LANSING, Mich. — Michigan needs more veterinarians — especially in rural areas and in large animal medicine. These types of practices face a unique challenge as they may lack the ability to compete with salaries offered by clinics in more populous areas, which results in shortages.
To help solve this issue, the U.S. Department of Agriculture’s National Institute of Food and Agriculture offers programs such as the Veterinary Medicine Loan Repayment Program (VMLRP) and the Veterinary Services Grant Program (VSGP). These programs serve to financially support veterinarians working on food supply medicine within designated shortage areas, which are updated annually and informed by feedback.
The VMLRP is a loan repayment program designed to help any veterinarian who has qualifying educational loan debt and provides service in a designated high-priority shortage area. The program compensates veterinarians by providing DVM-related loan repayment of up to $25,000 per year for three years. While VMLRP primarily provides compensation for student loans, it also accommodates loans used for educational materials or housing during a veterinarian’s time of study.
The VSGP goes a step further. This competitive grant program provides grants to those within designated shortage areas who want to establish or expand veterinary practices by equipping veterinary offices, sharing in overhead costs, and/or establishing mobile veterinary facilities.
Your Feedback is Needed
To take full advantage of these funding opportunities, it is crucial the designated shortage areas (the foundation of these federal programs) are accurately and appropriately identified.
In total, Michigan can nominate up to six shortage areas. Last year, the shortage areas included:
- Type II Shortages: Public Practice – Rural Area Food Animal Medicine.
- Saginaw and Shiawassee counties
- Allegan, Cass, Kalamazoo, St. Joseph, and Van Buren counties

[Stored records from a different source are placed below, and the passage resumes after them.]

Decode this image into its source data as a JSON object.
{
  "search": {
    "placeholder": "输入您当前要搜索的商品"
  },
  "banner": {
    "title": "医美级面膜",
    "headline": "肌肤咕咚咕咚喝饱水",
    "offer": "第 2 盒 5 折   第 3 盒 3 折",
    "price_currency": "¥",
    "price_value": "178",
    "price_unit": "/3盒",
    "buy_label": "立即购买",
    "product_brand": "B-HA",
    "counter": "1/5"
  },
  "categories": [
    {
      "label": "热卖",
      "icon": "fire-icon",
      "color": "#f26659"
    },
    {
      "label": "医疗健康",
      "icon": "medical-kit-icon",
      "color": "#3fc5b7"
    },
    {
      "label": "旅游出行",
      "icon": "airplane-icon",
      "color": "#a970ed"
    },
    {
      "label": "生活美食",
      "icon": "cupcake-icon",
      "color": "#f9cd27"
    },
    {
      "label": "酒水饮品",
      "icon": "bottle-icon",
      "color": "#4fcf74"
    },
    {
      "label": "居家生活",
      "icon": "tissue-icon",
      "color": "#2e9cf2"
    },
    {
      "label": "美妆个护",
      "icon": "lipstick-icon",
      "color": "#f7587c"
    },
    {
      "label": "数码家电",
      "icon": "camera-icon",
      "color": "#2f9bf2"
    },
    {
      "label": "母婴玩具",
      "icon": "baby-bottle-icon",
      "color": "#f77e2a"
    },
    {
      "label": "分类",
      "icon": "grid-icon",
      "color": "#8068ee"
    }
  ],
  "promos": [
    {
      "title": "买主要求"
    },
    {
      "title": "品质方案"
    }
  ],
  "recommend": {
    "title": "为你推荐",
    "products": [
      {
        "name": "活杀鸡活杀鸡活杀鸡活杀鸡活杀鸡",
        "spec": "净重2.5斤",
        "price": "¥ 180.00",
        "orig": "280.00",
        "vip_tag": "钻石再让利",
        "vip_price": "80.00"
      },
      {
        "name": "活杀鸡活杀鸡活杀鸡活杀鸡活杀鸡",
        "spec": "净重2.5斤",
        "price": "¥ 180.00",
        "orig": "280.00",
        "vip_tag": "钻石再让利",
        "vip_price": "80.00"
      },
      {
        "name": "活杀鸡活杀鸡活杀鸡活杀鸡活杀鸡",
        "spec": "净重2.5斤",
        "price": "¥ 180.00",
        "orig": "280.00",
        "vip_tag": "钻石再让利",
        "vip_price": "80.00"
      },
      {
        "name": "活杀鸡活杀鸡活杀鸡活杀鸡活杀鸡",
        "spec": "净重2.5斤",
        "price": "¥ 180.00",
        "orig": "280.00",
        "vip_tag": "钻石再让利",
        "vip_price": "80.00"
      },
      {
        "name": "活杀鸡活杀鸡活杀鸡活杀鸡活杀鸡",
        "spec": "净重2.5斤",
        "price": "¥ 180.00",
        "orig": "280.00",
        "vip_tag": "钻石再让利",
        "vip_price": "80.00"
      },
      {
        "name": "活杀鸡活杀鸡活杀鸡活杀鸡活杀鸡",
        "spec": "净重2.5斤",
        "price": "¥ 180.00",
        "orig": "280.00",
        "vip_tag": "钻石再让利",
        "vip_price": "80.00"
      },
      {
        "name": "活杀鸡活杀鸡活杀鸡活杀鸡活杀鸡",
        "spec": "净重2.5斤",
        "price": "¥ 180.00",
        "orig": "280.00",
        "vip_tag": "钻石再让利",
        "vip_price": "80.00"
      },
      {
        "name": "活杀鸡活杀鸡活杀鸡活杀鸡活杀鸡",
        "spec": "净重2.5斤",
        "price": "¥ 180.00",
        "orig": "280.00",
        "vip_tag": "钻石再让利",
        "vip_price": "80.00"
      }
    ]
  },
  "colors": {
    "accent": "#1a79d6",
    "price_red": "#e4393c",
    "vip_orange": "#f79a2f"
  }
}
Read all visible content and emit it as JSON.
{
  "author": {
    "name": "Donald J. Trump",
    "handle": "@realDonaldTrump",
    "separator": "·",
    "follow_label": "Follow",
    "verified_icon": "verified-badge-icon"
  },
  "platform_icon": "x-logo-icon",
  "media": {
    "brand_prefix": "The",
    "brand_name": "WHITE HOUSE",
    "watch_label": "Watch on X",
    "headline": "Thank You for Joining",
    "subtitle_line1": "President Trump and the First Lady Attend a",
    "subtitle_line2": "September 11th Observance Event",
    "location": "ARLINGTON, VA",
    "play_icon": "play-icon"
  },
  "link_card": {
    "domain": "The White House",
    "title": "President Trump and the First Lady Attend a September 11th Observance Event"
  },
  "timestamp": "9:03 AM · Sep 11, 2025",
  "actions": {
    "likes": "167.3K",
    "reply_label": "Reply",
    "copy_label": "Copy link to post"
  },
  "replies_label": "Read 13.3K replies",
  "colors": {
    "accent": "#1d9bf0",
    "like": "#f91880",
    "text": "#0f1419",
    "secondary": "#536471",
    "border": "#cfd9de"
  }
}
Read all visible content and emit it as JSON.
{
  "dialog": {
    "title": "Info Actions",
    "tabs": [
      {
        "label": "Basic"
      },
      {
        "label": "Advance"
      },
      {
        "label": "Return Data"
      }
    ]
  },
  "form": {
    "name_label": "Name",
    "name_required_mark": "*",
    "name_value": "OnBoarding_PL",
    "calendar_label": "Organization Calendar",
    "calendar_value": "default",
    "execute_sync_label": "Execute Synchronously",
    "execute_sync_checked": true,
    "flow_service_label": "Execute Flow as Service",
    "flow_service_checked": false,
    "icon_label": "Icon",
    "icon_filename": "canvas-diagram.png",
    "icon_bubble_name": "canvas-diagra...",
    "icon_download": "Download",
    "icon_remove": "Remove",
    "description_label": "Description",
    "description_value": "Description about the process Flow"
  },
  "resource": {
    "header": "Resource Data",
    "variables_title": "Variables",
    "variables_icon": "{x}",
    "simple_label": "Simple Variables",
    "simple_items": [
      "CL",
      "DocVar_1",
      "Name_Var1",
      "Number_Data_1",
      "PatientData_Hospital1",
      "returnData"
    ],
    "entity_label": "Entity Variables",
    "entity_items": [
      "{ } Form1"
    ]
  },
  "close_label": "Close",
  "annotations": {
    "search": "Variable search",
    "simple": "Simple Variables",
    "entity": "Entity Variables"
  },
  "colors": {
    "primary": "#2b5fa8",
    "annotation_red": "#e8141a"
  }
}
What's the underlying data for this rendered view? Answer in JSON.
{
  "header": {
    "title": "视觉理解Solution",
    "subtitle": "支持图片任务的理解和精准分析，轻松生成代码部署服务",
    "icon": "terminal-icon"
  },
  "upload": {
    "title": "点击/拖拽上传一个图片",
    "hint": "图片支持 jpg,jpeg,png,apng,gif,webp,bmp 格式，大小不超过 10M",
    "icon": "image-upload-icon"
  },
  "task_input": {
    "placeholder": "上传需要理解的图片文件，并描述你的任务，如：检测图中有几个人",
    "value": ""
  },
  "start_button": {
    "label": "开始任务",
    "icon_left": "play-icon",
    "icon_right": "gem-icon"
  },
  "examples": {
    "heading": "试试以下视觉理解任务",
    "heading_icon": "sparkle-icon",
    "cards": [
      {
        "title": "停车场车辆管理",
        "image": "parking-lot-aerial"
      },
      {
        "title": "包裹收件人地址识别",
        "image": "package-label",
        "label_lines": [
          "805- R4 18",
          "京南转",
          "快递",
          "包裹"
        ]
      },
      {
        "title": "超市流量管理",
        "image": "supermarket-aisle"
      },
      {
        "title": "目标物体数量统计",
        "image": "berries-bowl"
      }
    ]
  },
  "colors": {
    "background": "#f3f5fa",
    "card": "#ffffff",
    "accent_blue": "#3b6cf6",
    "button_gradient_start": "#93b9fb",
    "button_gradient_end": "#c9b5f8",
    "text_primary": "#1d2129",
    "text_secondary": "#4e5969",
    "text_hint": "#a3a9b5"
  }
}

- Alger, Chippewa, Delta, Luce, Mackinac, Marquette, and Schoolcraft counties
- Alcona, Iosco, Ogemaw, and Oscoda counties
- Alpena, Montmorency, Otsego, and Presque Isle counties
- Type III Shortage: Public practice.
- State of Michigan
While these shortage areas can be re-nominated, your insights are needed to help refine these designations.
Sharing your insights will be pivotal to strengthening the veterinary profession in Michigan’s rural communities.
Once all feedback has been collected and the shortage areas are finalized, we will share these results with you, so you can apply as well as help to spread the word to others about these federal programs.
— Michigan Department of Agriculture and Rural Development